The license that your subscription grants is perpetual and non-exclusive, meaning you have rights to use the sounds that you download forever, but so does every other Splice user who has downloaded those samples through our platform. Therefore, when you want to distribute your new content / creation with a third party (e.g., YouTube, CD Baby, Distrokid, etc.), you can now provide a copy of the certified license to any third-party distributor, which will disclose that your new content / creation contains a sample and that your use of that sample is permitted and verified. Perpetual, non-exclusive licenses have been the status quo for as long as sample packs have existed, and the system has worked fine… until recently.
How do hosting platforms check for copyright infringement?
To combat copyright infringement, platforms like YouTube use automatic copyright detection algorithms, which analyze submitted audio and compare it to a massive database of copyright-registered music. Overall, this is a great thing for producers, musicians and labels; it prevents folks from using an artist’s music without permission, or without paying for the rights to do so.

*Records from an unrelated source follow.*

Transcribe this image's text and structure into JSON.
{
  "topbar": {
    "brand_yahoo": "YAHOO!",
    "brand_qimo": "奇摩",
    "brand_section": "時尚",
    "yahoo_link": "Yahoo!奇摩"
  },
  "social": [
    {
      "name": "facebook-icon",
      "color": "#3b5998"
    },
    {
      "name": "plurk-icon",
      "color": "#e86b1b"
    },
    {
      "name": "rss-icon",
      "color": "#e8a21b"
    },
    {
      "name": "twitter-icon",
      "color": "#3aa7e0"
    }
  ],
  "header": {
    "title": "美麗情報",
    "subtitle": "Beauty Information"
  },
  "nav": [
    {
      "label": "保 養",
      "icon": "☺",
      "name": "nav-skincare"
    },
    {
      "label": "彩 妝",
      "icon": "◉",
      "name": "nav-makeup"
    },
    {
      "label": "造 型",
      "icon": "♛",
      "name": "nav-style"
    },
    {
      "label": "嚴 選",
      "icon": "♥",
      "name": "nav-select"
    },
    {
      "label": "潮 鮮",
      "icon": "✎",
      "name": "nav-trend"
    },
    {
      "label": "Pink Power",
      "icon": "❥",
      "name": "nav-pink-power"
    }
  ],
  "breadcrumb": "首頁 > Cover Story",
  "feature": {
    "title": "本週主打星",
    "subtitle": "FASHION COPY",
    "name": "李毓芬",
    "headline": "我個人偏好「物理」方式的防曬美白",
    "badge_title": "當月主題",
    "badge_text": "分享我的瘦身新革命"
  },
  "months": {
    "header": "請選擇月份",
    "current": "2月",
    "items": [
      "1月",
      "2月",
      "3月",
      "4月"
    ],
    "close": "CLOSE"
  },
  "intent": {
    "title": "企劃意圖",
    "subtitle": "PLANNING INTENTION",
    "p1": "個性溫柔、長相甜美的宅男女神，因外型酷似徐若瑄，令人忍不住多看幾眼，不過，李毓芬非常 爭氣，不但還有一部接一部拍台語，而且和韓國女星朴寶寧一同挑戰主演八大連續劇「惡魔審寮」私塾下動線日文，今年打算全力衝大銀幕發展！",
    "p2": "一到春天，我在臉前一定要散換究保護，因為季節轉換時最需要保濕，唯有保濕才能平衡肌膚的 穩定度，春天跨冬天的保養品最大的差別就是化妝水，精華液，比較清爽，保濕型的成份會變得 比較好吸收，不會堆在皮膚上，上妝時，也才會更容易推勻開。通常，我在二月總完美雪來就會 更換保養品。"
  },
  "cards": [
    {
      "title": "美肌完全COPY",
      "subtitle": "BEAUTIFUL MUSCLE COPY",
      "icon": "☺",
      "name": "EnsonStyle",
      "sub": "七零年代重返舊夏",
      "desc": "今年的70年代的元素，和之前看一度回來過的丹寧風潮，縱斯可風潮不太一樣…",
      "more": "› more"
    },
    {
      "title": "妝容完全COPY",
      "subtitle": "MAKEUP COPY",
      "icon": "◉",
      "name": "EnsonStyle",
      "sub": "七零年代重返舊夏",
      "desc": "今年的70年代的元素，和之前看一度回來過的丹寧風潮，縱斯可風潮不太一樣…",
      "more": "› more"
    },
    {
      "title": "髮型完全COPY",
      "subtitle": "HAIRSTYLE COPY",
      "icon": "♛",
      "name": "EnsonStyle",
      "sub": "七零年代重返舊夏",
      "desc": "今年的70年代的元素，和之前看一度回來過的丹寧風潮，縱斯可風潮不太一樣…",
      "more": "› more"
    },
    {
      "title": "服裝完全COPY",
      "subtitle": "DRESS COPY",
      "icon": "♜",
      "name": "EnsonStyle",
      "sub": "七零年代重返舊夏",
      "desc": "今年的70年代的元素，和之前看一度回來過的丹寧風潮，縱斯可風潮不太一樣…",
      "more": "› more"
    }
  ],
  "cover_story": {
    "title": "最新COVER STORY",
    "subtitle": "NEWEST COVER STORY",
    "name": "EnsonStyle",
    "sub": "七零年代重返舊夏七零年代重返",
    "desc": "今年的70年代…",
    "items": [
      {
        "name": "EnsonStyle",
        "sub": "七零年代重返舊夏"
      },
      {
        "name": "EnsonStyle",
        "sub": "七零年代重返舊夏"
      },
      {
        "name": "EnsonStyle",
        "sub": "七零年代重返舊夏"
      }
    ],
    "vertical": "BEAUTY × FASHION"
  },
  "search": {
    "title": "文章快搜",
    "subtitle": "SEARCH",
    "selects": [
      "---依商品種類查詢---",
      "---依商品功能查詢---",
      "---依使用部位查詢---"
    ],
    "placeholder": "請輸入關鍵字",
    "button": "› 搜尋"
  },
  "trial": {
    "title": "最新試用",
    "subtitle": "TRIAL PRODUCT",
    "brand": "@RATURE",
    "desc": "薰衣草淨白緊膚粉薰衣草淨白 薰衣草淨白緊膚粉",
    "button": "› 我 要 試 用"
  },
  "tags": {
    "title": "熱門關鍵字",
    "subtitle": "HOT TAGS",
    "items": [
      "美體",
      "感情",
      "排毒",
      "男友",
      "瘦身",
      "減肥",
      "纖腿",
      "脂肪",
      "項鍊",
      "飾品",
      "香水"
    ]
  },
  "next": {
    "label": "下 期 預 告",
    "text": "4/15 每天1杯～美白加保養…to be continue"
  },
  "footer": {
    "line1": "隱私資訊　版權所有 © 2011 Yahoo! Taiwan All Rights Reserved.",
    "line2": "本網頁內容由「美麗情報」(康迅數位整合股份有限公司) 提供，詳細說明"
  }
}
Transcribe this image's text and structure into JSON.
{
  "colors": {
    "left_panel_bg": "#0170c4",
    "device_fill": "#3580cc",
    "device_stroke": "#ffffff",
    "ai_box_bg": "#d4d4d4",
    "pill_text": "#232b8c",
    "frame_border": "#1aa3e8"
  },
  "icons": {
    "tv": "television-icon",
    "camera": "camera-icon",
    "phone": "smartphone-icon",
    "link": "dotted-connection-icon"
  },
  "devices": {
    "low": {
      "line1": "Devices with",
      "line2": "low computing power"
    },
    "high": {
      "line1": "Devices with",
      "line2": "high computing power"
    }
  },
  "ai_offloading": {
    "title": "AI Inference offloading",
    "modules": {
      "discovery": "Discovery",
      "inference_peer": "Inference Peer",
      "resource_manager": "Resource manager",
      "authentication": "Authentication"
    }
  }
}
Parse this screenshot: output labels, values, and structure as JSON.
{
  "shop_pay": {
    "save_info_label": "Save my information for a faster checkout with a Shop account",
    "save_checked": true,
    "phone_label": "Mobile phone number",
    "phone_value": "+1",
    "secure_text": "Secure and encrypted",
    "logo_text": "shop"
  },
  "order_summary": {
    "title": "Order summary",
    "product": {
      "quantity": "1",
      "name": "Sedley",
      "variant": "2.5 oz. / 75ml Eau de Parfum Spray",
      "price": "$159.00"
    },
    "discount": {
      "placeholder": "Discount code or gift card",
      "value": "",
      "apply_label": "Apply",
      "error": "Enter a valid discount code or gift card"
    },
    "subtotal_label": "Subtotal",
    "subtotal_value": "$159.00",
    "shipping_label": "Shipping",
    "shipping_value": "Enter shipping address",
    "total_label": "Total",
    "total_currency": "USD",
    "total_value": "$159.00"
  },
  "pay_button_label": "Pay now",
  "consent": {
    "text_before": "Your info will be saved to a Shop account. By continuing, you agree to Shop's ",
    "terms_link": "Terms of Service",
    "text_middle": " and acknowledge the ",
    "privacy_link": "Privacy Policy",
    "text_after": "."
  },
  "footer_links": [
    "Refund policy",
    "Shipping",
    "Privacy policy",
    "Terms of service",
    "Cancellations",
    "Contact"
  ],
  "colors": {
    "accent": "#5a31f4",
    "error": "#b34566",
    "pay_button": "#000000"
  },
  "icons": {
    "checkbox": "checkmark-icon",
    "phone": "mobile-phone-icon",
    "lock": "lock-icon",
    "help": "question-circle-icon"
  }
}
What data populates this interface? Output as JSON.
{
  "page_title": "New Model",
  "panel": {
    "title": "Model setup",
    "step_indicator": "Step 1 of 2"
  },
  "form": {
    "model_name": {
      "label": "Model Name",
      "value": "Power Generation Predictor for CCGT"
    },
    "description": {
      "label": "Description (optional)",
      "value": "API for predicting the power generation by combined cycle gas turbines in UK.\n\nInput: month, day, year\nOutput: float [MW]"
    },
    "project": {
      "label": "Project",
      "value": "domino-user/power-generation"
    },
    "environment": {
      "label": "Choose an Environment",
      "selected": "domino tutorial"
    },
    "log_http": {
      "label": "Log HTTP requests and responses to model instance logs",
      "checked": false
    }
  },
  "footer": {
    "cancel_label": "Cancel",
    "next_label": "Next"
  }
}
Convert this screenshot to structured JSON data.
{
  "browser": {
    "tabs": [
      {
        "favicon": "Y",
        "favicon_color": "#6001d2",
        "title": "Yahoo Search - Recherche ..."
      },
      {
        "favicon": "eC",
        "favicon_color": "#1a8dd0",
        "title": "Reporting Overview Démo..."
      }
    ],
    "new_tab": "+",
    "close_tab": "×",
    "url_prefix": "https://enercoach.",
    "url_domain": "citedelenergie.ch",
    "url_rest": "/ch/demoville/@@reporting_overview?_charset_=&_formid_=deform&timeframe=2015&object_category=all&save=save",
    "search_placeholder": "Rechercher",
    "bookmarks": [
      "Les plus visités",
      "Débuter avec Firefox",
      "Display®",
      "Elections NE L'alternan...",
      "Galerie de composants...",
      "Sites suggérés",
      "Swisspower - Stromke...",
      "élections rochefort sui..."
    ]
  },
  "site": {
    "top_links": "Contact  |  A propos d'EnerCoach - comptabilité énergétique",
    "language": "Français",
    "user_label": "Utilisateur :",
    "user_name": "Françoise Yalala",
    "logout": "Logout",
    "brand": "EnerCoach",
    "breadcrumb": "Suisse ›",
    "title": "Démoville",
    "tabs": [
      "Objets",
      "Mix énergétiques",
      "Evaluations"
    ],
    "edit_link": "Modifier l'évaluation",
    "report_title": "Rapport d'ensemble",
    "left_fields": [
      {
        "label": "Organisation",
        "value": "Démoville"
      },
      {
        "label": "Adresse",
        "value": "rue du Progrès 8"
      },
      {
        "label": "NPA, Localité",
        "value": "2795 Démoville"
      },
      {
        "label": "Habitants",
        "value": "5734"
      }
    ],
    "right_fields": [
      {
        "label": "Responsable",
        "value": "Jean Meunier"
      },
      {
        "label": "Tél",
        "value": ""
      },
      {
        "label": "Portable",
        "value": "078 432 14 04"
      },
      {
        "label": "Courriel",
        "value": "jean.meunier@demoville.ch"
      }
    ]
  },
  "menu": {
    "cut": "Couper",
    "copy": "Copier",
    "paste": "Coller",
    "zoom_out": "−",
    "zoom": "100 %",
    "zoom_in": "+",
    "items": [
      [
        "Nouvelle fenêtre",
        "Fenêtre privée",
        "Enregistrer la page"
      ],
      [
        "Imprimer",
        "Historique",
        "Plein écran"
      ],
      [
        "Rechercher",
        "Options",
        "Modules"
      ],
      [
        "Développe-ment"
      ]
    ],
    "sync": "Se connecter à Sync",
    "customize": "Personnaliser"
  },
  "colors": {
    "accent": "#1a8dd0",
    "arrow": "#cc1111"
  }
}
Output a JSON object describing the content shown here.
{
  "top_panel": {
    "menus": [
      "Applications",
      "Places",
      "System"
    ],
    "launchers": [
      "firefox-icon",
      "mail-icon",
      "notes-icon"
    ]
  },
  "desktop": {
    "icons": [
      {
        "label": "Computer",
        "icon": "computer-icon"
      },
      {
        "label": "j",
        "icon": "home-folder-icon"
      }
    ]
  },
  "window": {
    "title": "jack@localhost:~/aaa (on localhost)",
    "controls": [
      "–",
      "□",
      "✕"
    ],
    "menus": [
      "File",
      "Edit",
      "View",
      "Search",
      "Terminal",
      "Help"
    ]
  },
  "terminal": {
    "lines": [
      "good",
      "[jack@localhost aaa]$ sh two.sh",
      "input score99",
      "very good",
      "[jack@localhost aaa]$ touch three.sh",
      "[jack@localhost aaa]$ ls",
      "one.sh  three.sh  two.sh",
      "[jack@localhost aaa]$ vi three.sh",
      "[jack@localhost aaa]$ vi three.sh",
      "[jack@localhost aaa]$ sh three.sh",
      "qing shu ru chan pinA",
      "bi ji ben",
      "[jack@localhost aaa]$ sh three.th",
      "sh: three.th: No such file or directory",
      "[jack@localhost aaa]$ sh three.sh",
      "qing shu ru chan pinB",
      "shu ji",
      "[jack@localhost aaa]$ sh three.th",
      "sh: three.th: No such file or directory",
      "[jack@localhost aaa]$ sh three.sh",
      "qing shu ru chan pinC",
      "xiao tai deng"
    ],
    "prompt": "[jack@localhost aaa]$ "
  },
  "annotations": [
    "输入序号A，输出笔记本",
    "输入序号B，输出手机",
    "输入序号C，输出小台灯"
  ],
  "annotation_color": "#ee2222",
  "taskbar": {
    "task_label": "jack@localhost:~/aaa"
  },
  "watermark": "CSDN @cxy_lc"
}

But problems arise when these automatic systems detect a royalty-free sample as a unique factor of the work. This is especially relevant for vocal samples, long instrumental loops, and other samples that are likely to be used in full, without alteration, because they stand out to the auto-analyzers. And, once a recognizable sample is associated with a song, every time the algorithm ‘hears’ the sample, a copyright infringement flag is issued to every subsequent creator who uses it prominently.
At Splice, we’ve been aware of this issue for some time, and we have supported affected users with a manual process to generate certified licenses upon request, which is less than ideal for all parties involved (shouts to our content team for staffing the emails and generating licenses by hand). In an ideal world, the third-party distributor detection systems would compare the audio to the Splice catalog and other royalty-free sound libraries out there to rule out any false copyright infringement claims.
How to generate a certified license for your Splice samples
Until this is a reality, we’ve designed an automated system where you can generate a certified license document, in PDF format, right from the Splice website. Just go to Your Sounds, select the sample (or samples) you would like to be included in the license, and click ‘Generate certified license’ either from the ⋮ dropdown, or from the sidebar. Enter your full legal name, as well as the artist or producer name that will be used when releasing the work. Then, click ‘Generate certified license’ and the PDF document will land in your browser’s downloads folder. From here, you can upload the document when you submit your release to show proof of your license.
While we can’t guarantee that your tracks won’t get flagged in the future, this certified license will be all you need to show proof that you can use the sample legally, to dispute the claim and get your music out to the world as soon and seamlessly as possible.
How much does it cost to generate a certified license for your Splice samples?
Generating a certified license is completely free, and you can generate as many licenses as you want, with any combination of sounds in your library. The only condition is that you need to have downloaded the sample or samples using credits from your Splice account (don’t worry, the system doesn’t let you generate a license for samples you don’t have rights for).